**Activity**
Write out the records below once more, exactly and completely.

Supplied material below:

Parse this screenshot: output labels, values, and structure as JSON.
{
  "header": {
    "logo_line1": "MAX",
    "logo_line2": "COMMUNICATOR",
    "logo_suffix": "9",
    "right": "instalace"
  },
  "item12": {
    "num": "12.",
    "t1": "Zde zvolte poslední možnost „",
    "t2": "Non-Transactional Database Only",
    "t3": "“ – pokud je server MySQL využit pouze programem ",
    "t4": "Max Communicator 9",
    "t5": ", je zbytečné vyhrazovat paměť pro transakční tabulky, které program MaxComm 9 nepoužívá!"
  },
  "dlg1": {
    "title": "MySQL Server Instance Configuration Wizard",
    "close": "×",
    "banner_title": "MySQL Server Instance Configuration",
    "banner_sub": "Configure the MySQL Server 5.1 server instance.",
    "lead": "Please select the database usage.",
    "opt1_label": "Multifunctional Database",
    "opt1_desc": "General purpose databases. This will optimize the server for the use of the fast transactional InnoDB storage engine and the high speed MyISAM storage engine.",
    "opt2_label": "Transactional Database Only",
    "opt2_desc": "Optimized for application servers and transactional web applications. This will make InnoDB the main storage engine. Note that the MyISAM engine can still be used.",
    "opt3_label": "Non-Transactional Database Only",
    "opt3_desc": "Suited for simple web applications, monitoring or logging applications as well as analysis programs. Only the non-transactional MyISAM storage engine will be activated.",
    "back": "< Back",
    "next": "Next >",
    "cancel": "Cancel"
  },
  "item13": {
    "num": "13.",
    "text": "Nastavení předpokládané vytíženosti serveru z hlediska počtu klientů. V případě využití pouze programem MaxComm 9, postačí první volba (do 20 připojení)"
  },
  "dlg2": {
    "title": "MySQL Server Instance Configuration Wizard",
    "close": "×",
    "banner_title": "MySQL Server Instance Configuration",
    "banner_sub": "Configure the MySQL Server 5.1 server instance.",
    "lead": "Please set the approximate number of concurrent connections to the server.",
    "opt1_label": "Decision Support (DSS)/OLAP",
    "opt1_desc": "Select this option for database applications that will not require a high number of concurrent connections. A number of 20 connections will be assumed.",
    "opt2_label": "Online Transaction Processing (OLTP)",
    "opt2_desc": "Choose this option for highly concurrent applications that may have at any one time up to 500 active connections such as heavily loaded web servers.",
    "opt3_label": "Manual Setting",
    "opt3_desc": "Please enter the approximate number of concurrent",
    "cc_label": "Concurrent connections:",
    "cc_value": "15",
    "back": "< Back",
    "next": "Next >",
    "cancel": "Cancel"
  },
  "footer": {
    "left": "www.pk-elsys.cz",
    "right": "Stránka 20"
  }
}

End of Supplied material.

**Exercise response**
Parse this screenshot: output labels, values, and structure as JSON.
{
  "header": {
    "logo_line1": "MAX",
    "logo_line2": "COMMUNICATOR",
    "logo_suffix": "9",
    "right": "instalace"
  },
  "item12": {
    "num": "12.",
    "t1": "Zde zvolte poslední možnost „",
    "t2": "Non-Transactional Database Only",
    "t3": "“ – pokud je server MySQL využit pouze programem ",
    "t4": "Max Communicator 9",
    "t5": ", je zbytečné vyhrazovat paměť pro transakční tabulky, které program MaxComm 9 nepoužívá!"
  },
  "dlg1": {
    "title": "MySQL Server Instance Configuration Wizard",
    "close": "×",
    "banner_title": "MySQL Server Instance Configuration",
    "banner_sub": "Configure the MySQL Server 5.1 server instance.",
    "lead": "Please select the database usage.",
    "opt1_label": "Multifunctional Database",
    "opt1_desc": "General purpose databases. This will optimize the server for the use of the fast transactional InnoDB storage engine and the high speed MyISAM storage engine.",
    "opt2_label": "Transactional Database Only",
    "opt2_desc": "Optimized for application servers and transactional web applications. This will make InnoDB the main storage engine. Note that the MyISAM engine can still be used.",
    "opt3_label": "Non-Transactional Database Only",
    "opt3_desc": "Suited for simple web applications, monitoring or logging applications as well as analysis programs. Only the non-transactional MyISAM storage engine will be activated.",
    "back": "< Back",
    "next": "Next >",
    "cancel": "Cancel"
  },
  "item13": {
    "num": "13.",
    "text": "Nastavení předpokládané vytíženosti serveru z hlediska počtu klientů. V případě využití pouze programem MaxComm 9, postačí první volba (do 20 připojení)"
  },
  "dlg2": {
    "title": "MySQL Server Instance Configuration Wizard",
    "close": "×",
    "banner_title": "MySQL Server Instance Configuration",
    "banner_sub": "Configure the MySQL Server 5.1 server instance.",
    "lead": "Please set the approximate number of concurrent connections to the server.",
    "opt1_label": "Decision Support (DSS)/OLAP",
    "opt1_desc": "Select this option for database applications that will not require a high number of concurrent connections. A number of 20 connections will be assumed.",
    "opt2_label": "Online Transaction Processing (OLTP)",
    "opt2_desc": "Choose this option for highly concurrent applications that may have at any one time up to 500 active connections such as heavily loaded web servers.",
    "opt3_label": "Manual Setting",
    "opt3_desc": "Please enter the approximate number of concurrent",
    "cc_label": "Concurrent connections:",
    "cc_value": "15",
    "back": "< Back",
    "next": "Next >",
    "cancel": "Cancel"
  },
  "footer": {
    "left": "www.pk-elsys.cz",
    "right": "Stránka 20"
  }
}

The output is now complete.